This brief history reveals a conflict that has little in common with mainstream depictions of Libya. It shows, for instance, that partition wouldn’t solve anything. Yet it is always in the interest of both the foreign meddlers and the Libyan elites closely allied with them to portray the Libyan crisis as one simple binary antagonism or another: Cyrenaica versus Tripolitania; security versus Islamism; integrity versus corruption; neglected periphery versus urban privilege; etc. None of these shortcuts are viable. Libya’s complex and ultra-local disputes warrant a far greater level of granularity.

The serial murdering of innocents by the Kaniyat since 2011 undermines yet another tenacious myth: that of a Libya made of monolithic city-states and tribes neatly united behind one political stance. This was precisely the illusion Haftar wanted to promote by orchestrating February 19’s national conference in Tarhuna, less than four months before his coalition collapsed there. The communications effort, which had necessitated logistical prowess amid the raging war, was meant to project the troubled town as the nerve center of Arab and tribal legitimacy in Libya. The implicit message was that only Haftar’s coalition, headquartered in eastern Libya, is a safe, natural fit when it comes to governing the “true” population of Libya. Last month’s discoveries belie all of this. For many years before 2019, it was the Libyan National Army’s designated enemies, the Islamists and revolutionaries, who aided and abetted the Kaniyat as they instituted their rule-by-murder model. But starting in early 2019, Haftar endorsed the same approach for the purposes of a larger war, which resulted in an acceleration of the abuses in Tarhuna.
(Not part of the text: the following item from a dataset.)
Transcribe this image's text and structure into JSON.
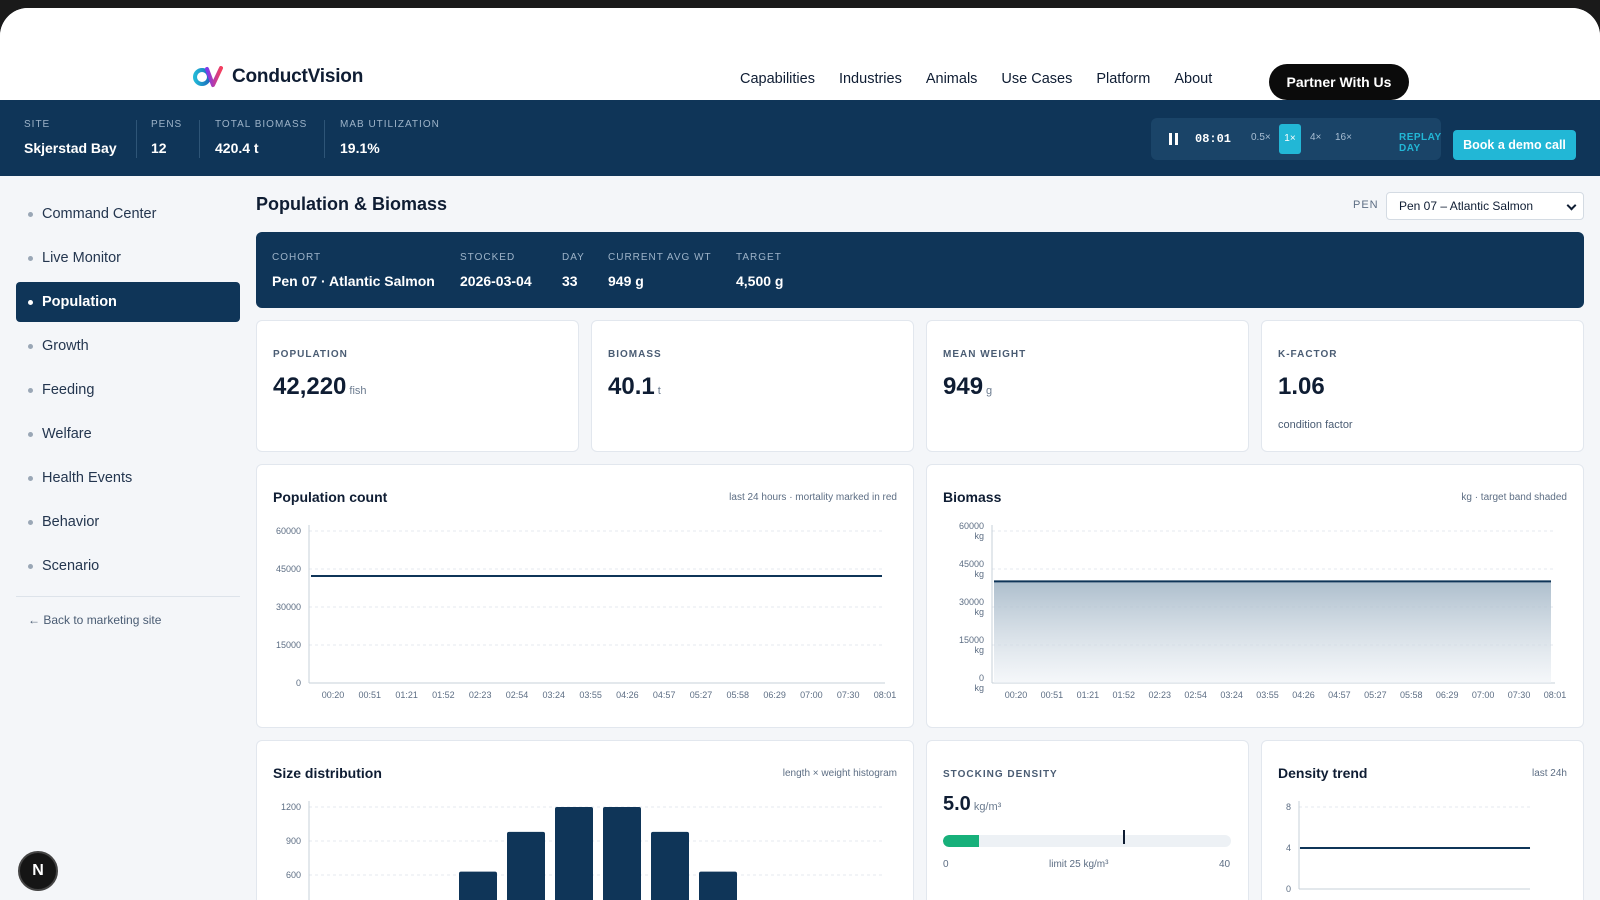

Not only that, Haftar’s involvement also introduced a foreign dimension that didn’t exist in Tarhuna before 2019. Once the Libyan National Army embraced the Kaniyat, the crimes on the local population served a specific geopolitical utility, not a merely parochial one. Several foreign states backing Haftar’s war, such as the United Arab Emirates, Egypt, Russia, and France, now had an incentive to see the marshal and the Kaniyat hold it at any cost. Civilian killings, which picked up after April 2019, just happened to be one of the tools to control a territory deemed vital to a wide military operation. The United Arab Emirates, France, and Egypt often tout the Libyan National Army as a champion in the fight against extremism. Even the White House did in April 2019. But in Tarhuna, if not other places, those states — whether knowingly or unwittingly — invoked the war on terror as a way to conceal extremist practices and help perpetuate them for more than a year.

Libya’s tragedy is far from over and foreign meddlers, including Turkey and Egypt, may grow even more brazen. The discovery of the mass graves in Tarhuna is an opportunity for Western and other publics to question the dangerous manner in which their governments play rhetorical games and obfuscate, only to allow outside interference to continue in Libya — even when that involves the routine murder of innocents less than 400 kilometers from the European Union.



Jalel Harchaoui is a research fellow in the Conflict Research Unit of the Clingendael Institute based in The Hague. His work focuses on Libya — in particular, the country’s security landscape and political economy.

Image: NATO